■ **WHAT TO PRODUCE**
Scan the material below for the string "Windows", and copy every line where it shows up.
┌─ MATERIAL FOR THIS EXERCISE
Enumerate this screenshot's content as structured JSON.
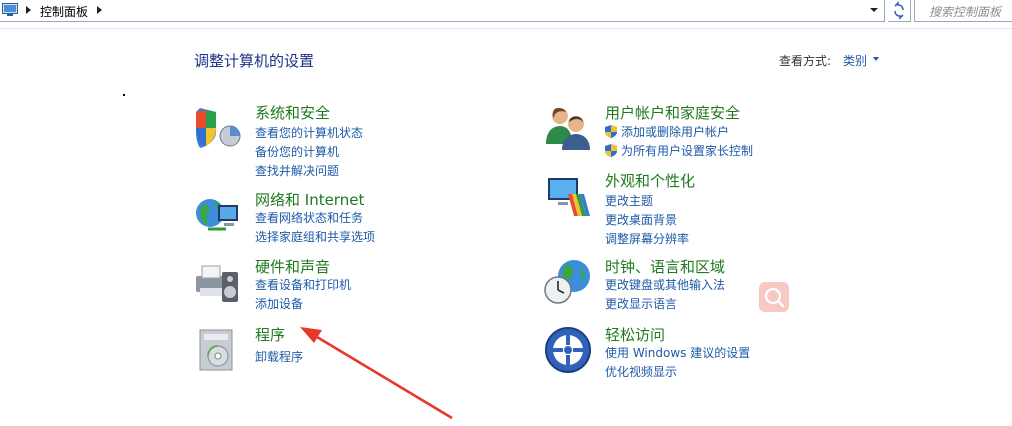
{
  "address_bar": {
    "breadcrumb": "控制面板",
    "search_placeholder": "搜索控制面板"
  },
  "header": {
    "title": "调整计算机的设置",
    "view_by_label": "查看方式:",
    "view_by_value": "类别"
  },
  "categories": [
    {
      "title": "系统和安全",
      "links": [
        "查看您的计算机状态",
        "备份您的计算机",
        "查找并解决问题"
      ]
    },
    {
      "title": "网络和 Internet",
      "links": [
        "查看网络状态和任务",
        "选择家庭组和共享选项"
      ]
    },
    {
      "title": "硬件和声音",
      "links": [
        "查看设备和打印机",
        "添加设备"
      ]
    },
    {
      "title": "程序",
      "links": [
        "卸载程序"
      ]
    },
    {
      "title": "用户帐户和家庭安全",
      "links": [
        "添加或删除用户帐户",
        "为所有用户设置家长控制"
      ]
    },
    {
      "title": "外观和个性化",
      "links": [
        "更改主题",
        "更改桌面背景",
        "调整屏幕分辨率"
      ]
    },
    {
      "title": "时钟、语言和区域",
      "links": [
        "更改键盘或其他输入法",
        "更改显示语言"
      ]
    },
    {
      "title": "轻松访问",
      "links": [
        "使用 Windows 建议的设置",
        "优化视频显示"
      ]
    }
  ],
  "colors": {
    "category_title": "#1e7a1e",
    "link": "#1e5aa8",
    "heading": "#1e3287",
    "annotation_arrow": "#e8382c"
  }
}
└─
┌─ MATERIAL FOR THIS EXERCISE
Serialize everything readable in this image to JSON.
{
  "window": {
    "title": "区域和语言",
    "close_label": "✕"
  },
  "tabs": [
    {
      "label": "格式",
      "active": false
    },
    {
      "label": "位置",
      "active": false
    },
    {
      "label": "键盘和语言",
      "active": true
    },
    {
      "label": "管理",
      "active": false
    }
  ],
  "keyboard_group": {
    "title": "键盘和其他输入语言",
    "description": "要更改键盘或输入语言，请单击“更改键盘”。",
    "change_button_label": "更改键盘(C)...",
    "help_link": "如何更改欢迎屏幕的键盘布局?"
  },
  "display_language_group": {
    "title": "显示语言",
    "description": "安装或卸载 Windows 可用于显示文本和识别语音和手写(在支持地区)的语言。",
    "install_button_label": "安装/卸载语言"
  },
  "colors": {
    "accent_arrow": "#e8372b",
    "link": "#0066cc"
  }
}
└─
■ **EXPECTED ANSWER**
        "使用 Windows 建议的设置",
    "description": "安装或卸载 Windows 可用于显示文本和识别语音和手写(在支持地区)的语言。",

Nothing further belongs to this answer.